==== EXTRACTED DATA

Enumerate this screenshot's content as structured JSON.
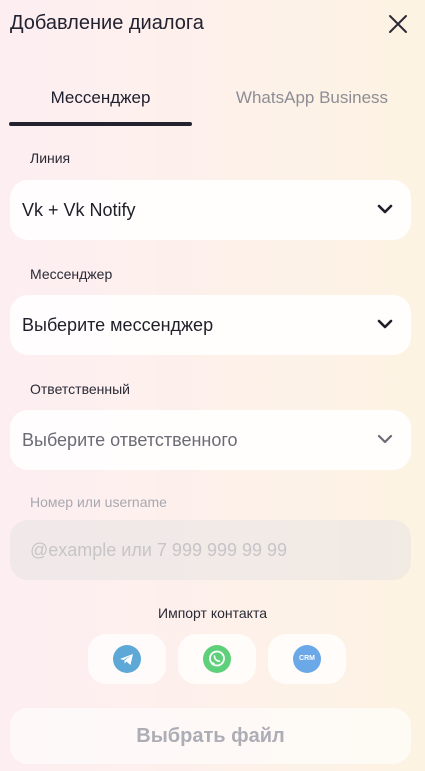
{
  "header": {
    "title": "Добавление диалога"
  },
  "tabs": [
    {
      "label": "Мессенджер",
      "active": true
    },
    {
      "label": "WhatsApp Business",
      "active": false
    }
  ],
  "form": {
    "line": {
      "label": "Линия",
      "value": "Vk + Vk Notify"
    },
    "messenger": {
      "label": "Мессенджер",
      "value": "Выберите мессенджер"
    },
    "responsible": {
      "label": "Ответственный",
      "value": "Выберите ответственного"
    },
    "contact": {
      "label": "Номер или username",
      "placeholder": "@example или 7 999 999 99 99"
    }
  },
  "import": {
    "title": "Импорт контакта",
    "buttons": [
      {
        "icon": "telegram-icon"
      },
      {
        "icon": "whatsapp-icon"
      },
      {
        "icon": "crm-icon",
        "text": "CRM"
      }
    ]
  },
  "submit_label": "Выбрать файл",
  "colors": {
    "telegram": "#5da8d6",
    "whatsapp": "#5fd07a",
    "crm": "#6aa8e8",
    "active_tab_underline": "#23232f"
  }
}
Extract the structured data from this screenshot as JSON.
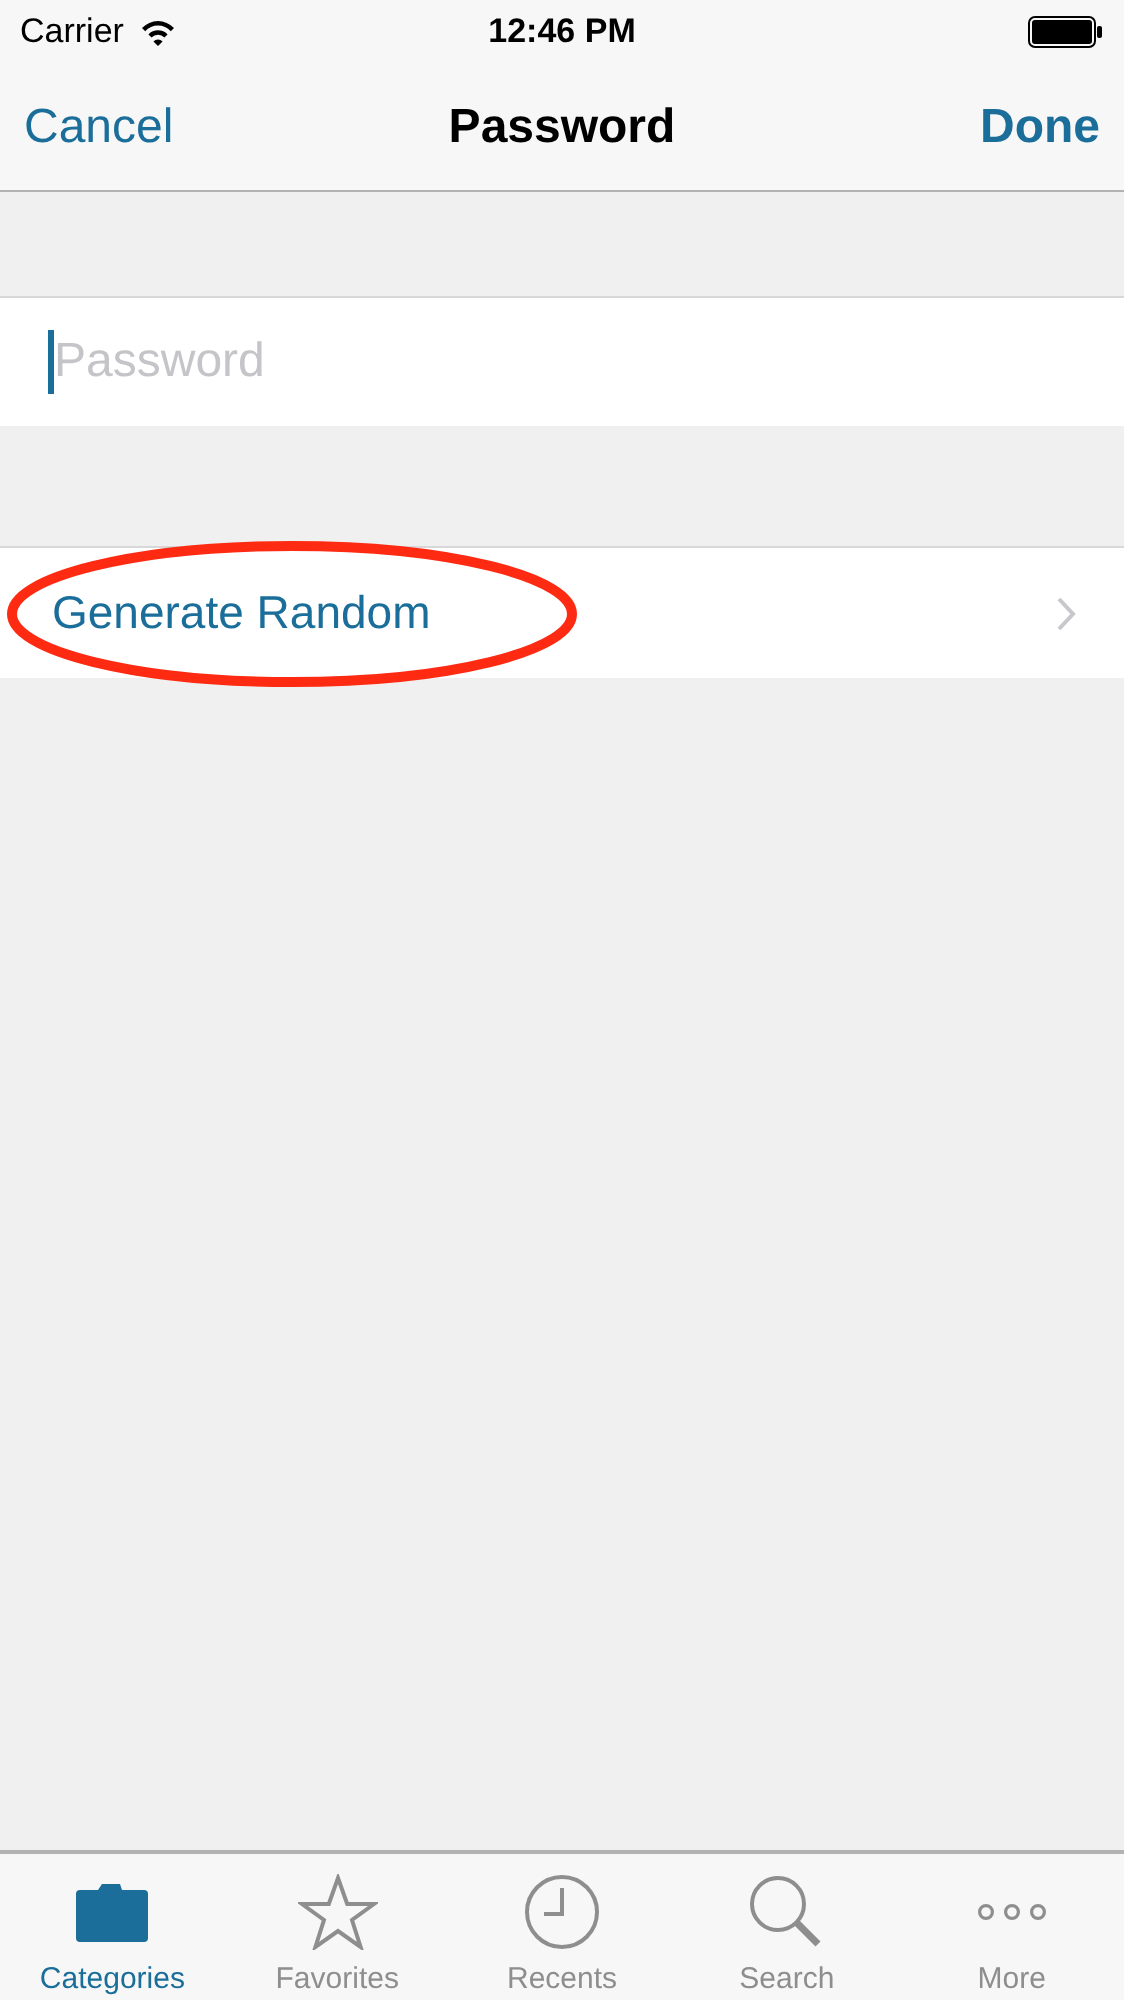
{
  "status_bar": {
    "carrier": "Carrier",
    "time": "12:46 PM"
  },
  "nav_bar": {
    "left": "Cancel",
    "title": "Password",
    "right": "Done"
  },
  "password_field": {
    "placeholder": "Password"
  },
  "rows": [
    {
      "label": "Generate Random",
      "circled": true
    }
  ],
  "tab_bar": [
    {
      "label": "Categories",
      "kind": "folder",
      "selected": true
    },
    {
      "label": "Favorites",
      "kind": "star",
      "selected": false
    },
    {
      "label": "Recents",
      "kind": "clock",
      "selected": false
    },
    {
      "label": "Search",
      "kind": "search",
      "selected": false
    },
    {
      "label": "More",
      "kind": "more",
      "selected": false
    }
  ]
}
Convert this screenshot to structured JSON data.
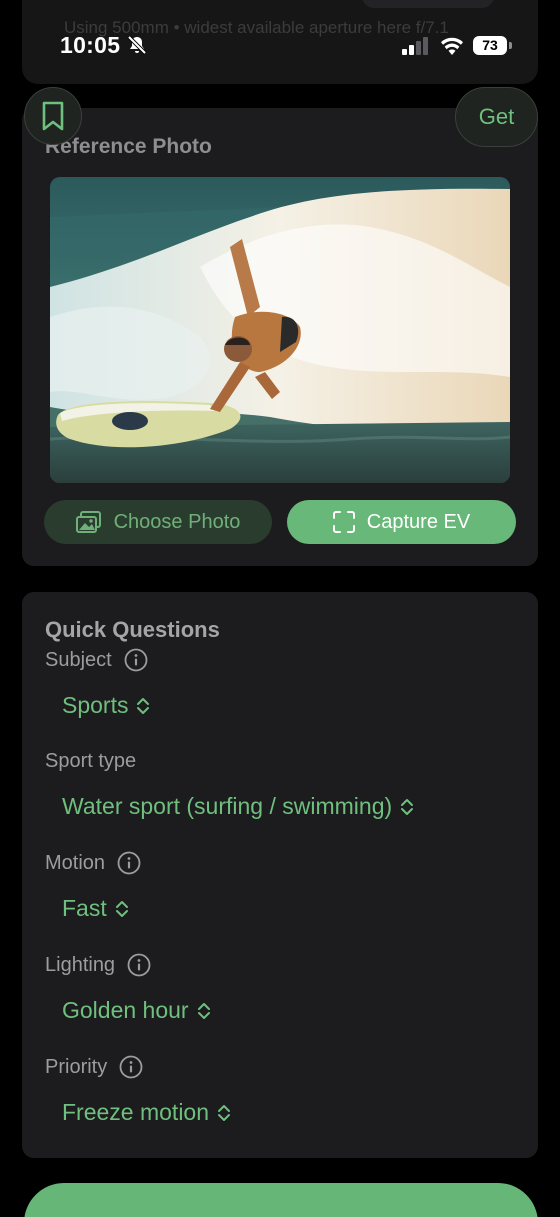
{
  "top_card": {
    "faded_text": "Using 500mm • widest available aperture here f/7.1"
  },
  "status_bar": {
    "time": "10:05",
    "battery": "73"
  },
  "floating": {
    "get_label": "Get"
  },
  "reference": {
    "title": "Reference Photo",
    "choose_label": "Choose Photo",
    "capture_label": "Capture EV"
  },
  "quick_questions": {
    "title": "Quick Questions",
    "items": [
      {
        "label": "Subject",
        "value": "Sports"
      },
      {
        "label": "Sport type",
        "value": "Water sport (surfing / swimming)"
      },
      {
        "label": "Motion",
        "value": "Fast"
      },
      {
        "label": "Lighting",
        "value": "Golden hour"
      },
      {
        "label": "Priority",
        "value": "Freeze motion"
      }
    ]
  },
  "colors": {
    "accent": "#67b879",
    "card": "#1c1c1e",
    "background": "#000000"
  }
}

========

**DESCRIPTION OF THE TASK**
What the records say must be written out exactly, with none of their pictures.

**RESPONSE TO THIS TASK**
Enumerate this screenshot's content as structured JSON.
{
  "header": {
    "title": "Добавление диалога"
  },
  "tabs": [
    {
      "label": "Мессенджер",
      "active": true
    },
    {
      "label": "WhatsApp Business",
      "active": false
    }
  ],
  "form": {
    "line": {
      "label": "Линия",
      "value": "Vk + Vk Notify"
    },
    "messenger": {
      "label": "Мессенджер",
      "value": "Выберите мессенджер"
    },
    "responsible": {
      "label": "Ответственный",
      "value": "Выберите ответственного"
    },
    "contact": {
      "label": "Номер или username",
      "placeholder": "@example или 7 999 999 99 99"
    }
  },
  "import": {
    "title": "Импорт контакта",
    "buttons": [
      {
        "icon": "telegram-icon"
      },
      {
        "icon": "whatsapp-icon"
      },
      {
        "icon": "crm-icon",
        "text": "CRM"
      }
    ]
  },
  "submit_label": "Выбрать файл",
  "colors": {
    "telegram": "#5da8d6",
    "whatsapp": "#5fd07a",
    "crm": "#6aa8e8",
    "active_tab_underline": "#23232f"
  }
}
Extract the structured data from this screenshot as JSON.
{
  "status_bar": {
    "carrier": "Carrier",
    "time": "12:46 PM"
  },
  "nav_bar": {
    "left": "Cancel",
    "title": "Password",
    "right": "Done"
  },
  "password_field": {
    "placeholder": "Password"
  },
  "rows": [
    {
      "label": "Generate Random",
      "circled": true
    }
  ],
  "tab_bar": [
    {
      "label": "Categories",
      "kind": "folder",
      "selected": true
    },
    {
      "label": "Favorites",
      "kind": "star",
      "selected": false
    },
    {
      "label": "Recents",
      "kind": "clock",
      "selected": false
    },
    {
      "label": "Search",
      "kind": "search",
      "selected": false
    },
    {
      "label": "More",
      "kind": "more",
      "selected": false
    }
  ]
}
Convert this screenshot to structured JSON data.
{
  "top_card": {
    "faded_text": "Using 500mm • widest available aperture here f/7.1"
  },
  "status_bar": {
    "time": "10:05",
    "battery": "73"
  },
  "floating": {
    "get_label": "Get"
  },
  "reference": {
    "title": "Reference Photo",
    "choose_label": "Choose Photo",
    "capture_label": "Capture EV"
  },
  "quick_questions": {
    "title": "Quick Questions",
    "items": [
      {
        "label": "Subject",
        "value": "Sports"
      },
      {
        "label": "Sport type",
        "value": "Water sport (surfing / swimming)"
      },
      {
        "label": "Motion",
        "value": "Fast"
      },
      {
        "label": "Lighting",
        "value": "Golden hour"
      },
      {
        "label": "Priority",
        "value": "Freeze motion"
      }
    ]
  },
  "colors": {
    "accent": "#67b879",
    "card": "#1c1c1e",
    "background": "#000000"
  }
}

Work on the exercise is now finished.